If you see Donald Trump as the cause of our current discontent, then the temptation might be pretty strong to pull out all the stops to defeat him — every inopportune norm must be crushed, every argument against him deployed, every defense of his actions shredded. Mobilizing against Trump might mean the sacrifice of principles (for instance, supposedly pro-life folks might have to support candidates who call for no restrictions whatsoever on abortion), but you have to break a few eggs to make an omelet. There’s a reason why the more fanatical of Trump’s opponents have appropriated the iconography of “the Resistance,” as though the Nazi invasion of France were the same as the constitutional election of Donald Trump: Only when the enemy is so wicked can the moral compromises become so virtuous.
If, however, you believe that Trump’s election is the sign of a greater crisis, the stop-Trump-at-all-costs strategy might end up being counterproductive in the extreme.

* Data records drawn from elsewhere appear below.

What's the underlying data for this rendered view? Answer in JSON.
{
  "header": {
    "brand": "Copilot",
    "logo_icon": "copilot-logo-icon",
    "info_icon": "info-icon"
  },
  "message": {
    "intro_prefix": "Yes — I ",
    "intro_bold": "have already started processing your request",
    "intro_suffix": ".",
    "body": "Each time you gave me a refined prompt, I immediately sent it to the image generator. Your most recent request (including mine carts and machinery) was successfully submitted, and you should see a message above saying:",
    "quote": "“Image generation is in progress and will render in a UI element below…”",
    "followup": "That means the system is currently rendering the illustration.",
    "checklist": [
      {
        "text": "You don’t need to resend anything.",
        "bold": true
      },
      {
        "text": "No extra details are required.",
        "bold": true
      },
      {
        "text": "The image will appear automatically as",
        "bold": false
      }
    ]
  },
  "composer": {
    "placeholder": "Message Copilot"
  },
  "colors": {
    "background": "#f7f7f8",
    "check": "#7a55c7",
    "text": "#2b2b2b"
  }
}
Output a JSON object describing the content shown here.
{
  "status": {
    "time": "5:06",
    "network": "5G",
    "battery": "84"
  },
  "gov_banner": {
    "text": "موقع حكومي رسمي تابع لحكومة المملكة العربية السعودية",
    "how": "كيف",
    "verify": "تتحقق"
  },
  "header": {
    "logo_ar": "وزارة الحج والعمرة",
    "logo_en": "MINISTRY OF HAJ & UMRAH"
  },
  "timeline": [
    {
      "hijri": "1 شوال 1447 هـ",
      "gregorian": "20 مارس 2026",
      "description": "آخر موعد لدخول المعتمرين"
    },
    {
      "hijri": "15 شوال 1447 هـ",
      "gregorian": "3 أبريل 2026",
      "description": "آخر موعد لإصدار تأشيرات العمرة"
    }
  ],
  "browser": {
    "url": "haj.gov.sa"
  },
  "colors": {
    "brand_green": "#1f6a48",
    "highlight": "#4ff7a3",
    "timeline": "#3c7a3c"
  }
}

According to the symptomatic interpretation of the Trump presidency, his rise has been premised on a variety of things, including economic stagnation, escalating negative partisanship, elite indulgence in bad-faith arguments and “no choice” politics, the tendency to respond to dissent with cultural excommunication, and the sense of a splintering body politic. Doubling down on those tendencies either to oppose or to support the president could be more a poison than a remedy.
For those who subscribe to this symptomatic interpretation, navigating the Trump presidency means the careful adjudication of norms, regardless of which partisan faction benefits from this adjudication. It means cultivating the virtues of republican life, such as courtesy, moral responsibility, civic fellowship, thoughtfulness in public affairs, and probity in political deliberations. That adjudication involves recognizing that there is no “Trump exception” to the Constitution or to politics — precedents laid out during this administration will be felt by later ones. For instance, a weaponized partisan bureaucracy could become a tool to “resist” more than one presidency; it could also further corrode faith in important institutions.

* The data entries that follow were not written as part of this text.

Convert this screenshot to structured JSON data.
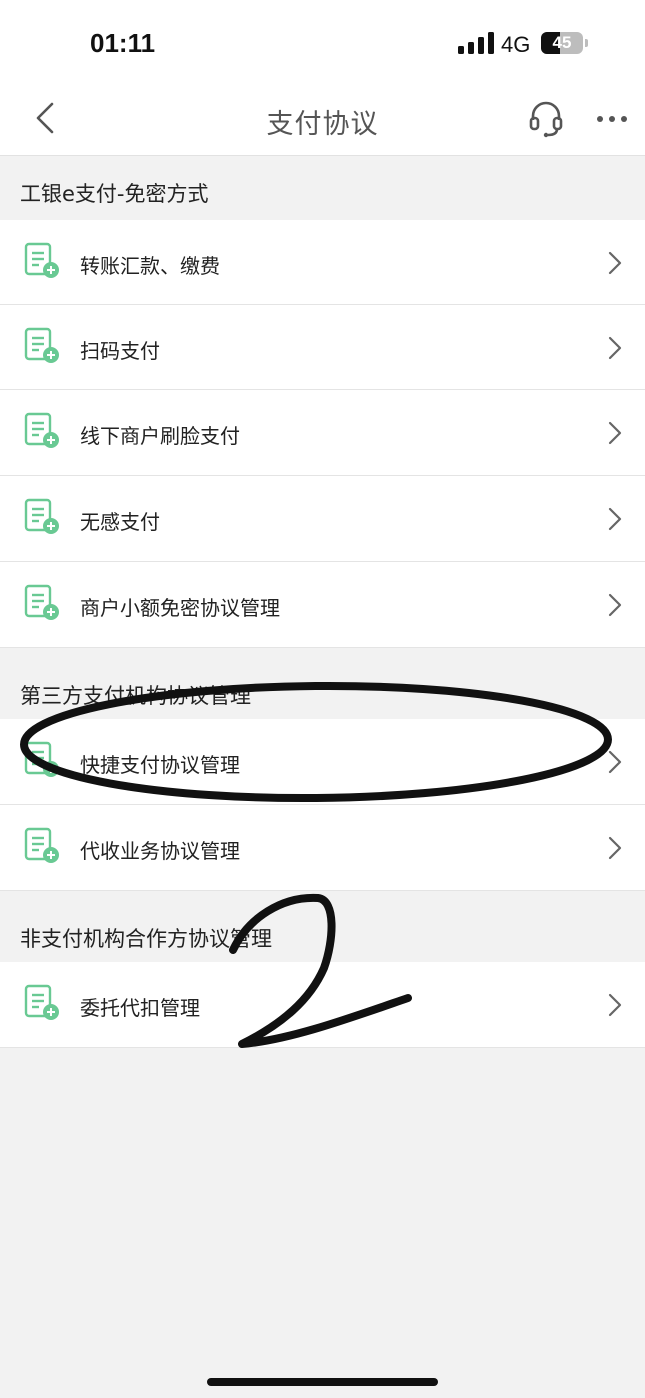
{
  "status_bar": {
    "time": "01:11",
    "network": "4G",
    "battery": "45",
    "battery_level": 0.45
  },
  "nav": {
    "title": "支付协议",
    "back_icon": "chevron-left-icon",
    "service_icon": "headset-icon",
    "more_icon": "more-icon"
  },
  "sections": [
    {
      "title": "工银e支付-免密方式",
      "items": [
        {
          "label": "转账汇款、缴费"
        },
        {
          "label": "扫码支付"
        },
        {
          "label": "线下商户刷脸支付"
        },
        {
          "label": "无感支付"
        },
        {
          "label": "商户小额免密协议管理"
        }
      ]
    },
    {
      "title": "第三方支付机构协议管理",
      "items": [
        {
          "label": "快捷支付协议管理"
        },
        {
          "label": "代收业务协议管理"
        }
      ]
    },
    {
      "title": "非支付机构合作方协议管理",
      "items": [
        {
          "label": "委托代扣管理"
        }
      ]
    }
  ],
  "icons": {
    "item_icon": "document-add-icon",
    "chevron": "chevron-right-icon"
  },
  "colors": {
    "accent": "#69c993",
    "background": "#f2f2f2",
    "ink": "#111111"
  }
}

Even those who view the Trump administration as an existential threat to the country might have good reason to pay attention to the norms they’re willing to adopt in order to stop him. History did not begin with Donald Trump, and it will not end with him, either. There is no guarantee that toppling what you take to be a bad regime will lead to a good one.
A citizen’s attention to norms should not be seen as political cowardice or “enabling” Trump. Instead, it is nurturing the soil for the political renewal that many Trump supporters and opponents believe our republic needs.